Problem requirements: Everything from the line with "Serialize everything readable" to the final line of the entries, both included, should be restated word for word; please omit the pictures.

=== Begin Enclosure ===

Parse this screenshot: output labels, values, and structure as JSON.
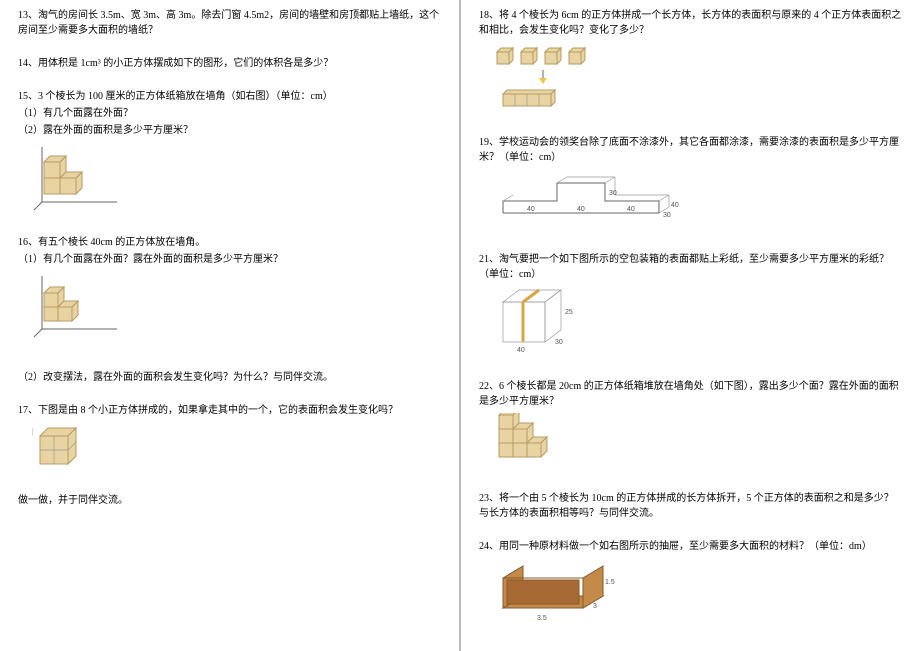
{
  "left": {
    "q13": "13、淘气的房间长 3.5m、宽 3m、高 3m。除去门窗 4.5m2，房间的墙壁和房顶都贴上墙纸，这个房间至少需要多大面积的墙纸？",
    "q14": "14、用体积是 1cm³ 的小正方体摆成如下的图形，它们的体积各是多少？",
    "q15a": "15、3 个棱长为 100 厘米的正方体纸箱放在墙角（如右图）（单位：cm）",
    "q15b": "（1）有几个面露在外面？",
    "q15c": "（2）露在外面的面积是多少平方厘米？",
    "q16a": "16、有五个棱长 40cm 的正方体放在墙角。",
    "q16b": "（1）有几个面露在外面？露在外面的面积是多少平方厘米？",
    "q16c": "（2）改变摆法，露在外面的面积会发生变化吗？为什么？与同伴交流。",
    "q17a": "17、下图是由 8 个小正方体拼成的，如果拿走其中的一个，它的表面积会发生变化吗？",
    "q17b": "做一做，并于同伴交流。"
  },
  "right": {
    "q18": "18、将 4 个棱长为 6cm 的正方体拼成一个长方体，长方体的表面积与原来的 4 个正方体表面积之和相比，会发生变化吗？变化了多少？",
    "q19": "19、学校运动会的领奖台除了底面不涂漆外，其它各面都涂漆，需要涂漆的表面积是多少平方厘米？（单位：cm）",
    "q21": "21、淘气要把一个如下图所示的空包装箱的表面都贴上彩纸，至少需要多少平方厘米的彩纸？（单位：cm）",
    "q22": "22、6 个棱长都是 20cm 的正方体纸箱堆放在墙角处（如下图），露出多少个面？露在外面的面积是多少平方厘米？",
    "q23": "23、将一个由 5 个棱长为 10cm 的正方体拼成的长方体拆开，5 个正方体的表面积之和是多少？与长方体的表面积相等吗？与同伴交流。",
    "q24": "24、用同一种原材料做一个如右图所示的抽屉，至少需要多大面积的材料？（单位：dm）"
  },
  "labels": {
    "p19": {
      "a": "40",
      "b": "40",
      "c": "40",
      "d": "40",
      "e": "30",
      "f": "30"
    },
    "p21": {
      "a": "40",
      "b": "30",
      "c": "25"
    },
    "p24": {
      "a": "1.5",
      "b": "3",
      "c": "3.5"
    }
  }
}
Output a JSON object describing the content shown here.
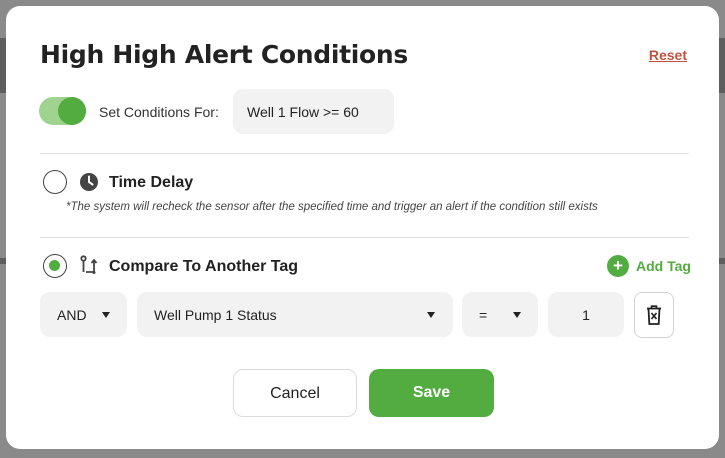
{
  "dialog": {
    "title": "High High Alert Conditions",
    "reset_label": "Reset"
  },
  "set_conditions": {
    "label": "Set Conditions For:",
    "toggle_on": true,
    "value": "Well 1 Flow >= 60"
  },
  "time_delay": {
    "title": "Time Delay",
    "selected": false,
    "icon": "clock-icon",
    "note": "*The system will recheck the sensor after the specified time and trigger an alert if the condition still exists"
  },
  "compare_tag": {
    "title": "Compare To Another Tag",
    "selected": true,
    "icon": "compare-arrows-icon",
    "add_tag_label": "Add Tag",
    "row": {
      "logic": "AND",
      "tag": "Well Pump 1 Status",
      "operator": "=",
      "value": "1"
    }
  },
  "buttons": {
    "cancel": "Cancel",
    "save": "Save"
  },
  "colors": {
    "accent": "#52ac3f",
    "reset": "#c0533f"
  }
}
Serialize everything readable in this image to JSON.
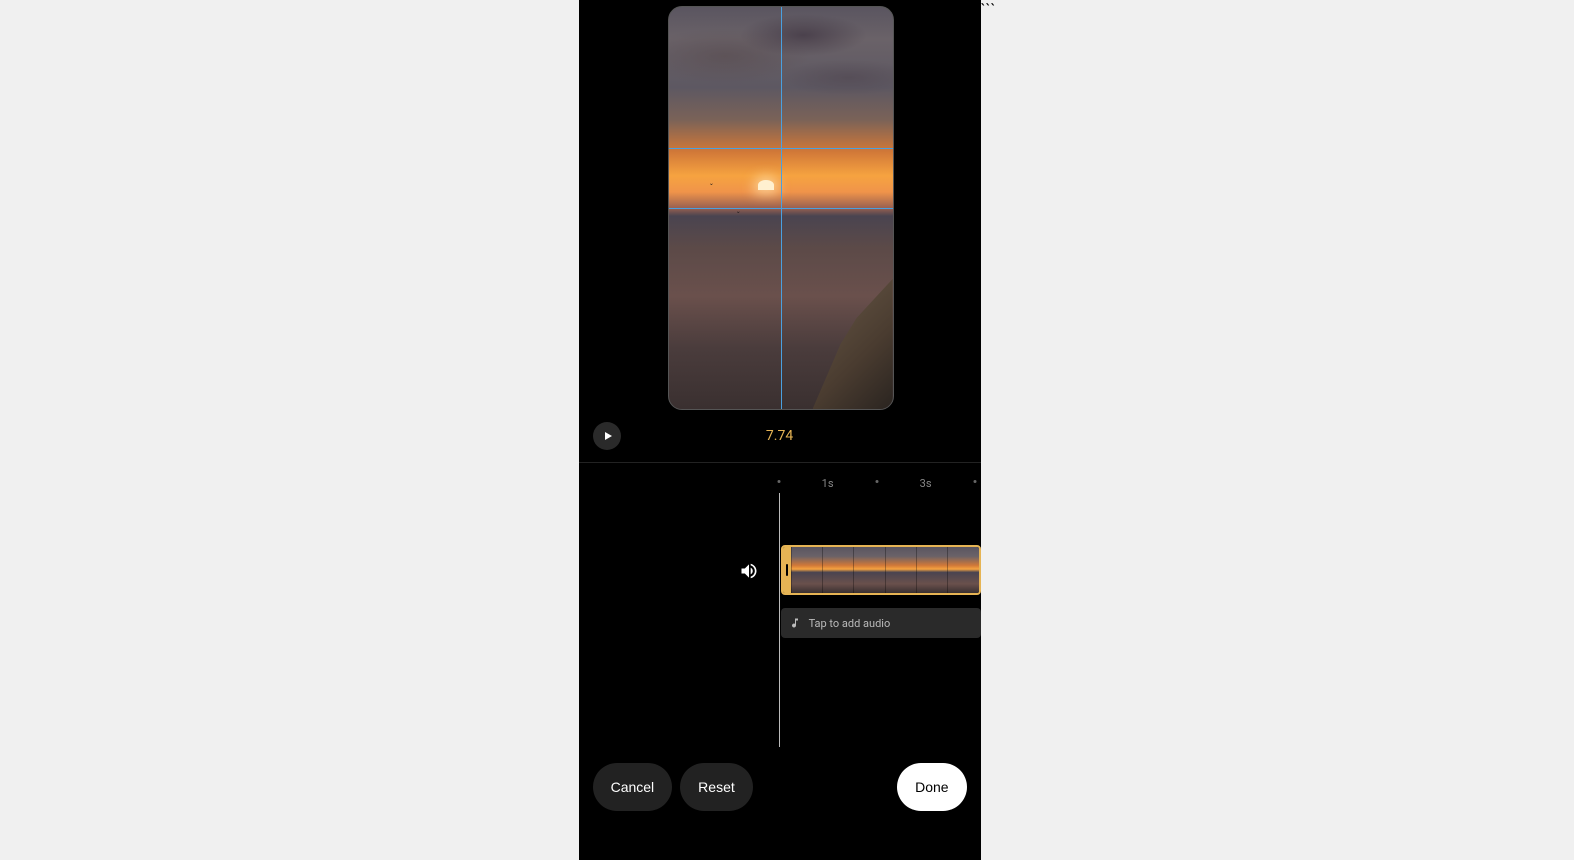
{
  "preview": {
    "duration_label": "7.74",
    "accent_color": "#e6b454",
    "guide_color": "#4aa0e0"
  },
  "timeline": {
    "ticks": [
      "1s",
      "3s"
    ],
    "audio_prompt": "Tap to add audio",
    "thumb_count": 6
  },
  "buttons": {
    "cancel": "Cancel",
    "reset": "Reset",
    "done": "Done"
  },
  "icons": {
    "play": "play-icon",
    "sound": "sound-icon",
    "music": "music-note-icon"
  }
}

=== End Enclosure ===

Worked solution:
Serialize everything readable in this image to JSON.
{
  "preview": {
    "duration_label": "7.74",
    "accent_color": "#e6b454",
    "guide_color": "#4aa0e0"
  },
  "timeline": {
    "ticks": [
      "1s",
      "3s"
    ],
    "audio_prompt": "Tap to add audio",
    "thumb_count": 6
  },
  "buttons": {
    "cancel": "Cancel",
    "reset": "Reset",
    "done": "Done"
  },
  "icons": {
    "play": "play-icon",
    "sound": "sound-icon",
    "music": "music-note-icon"
  }
}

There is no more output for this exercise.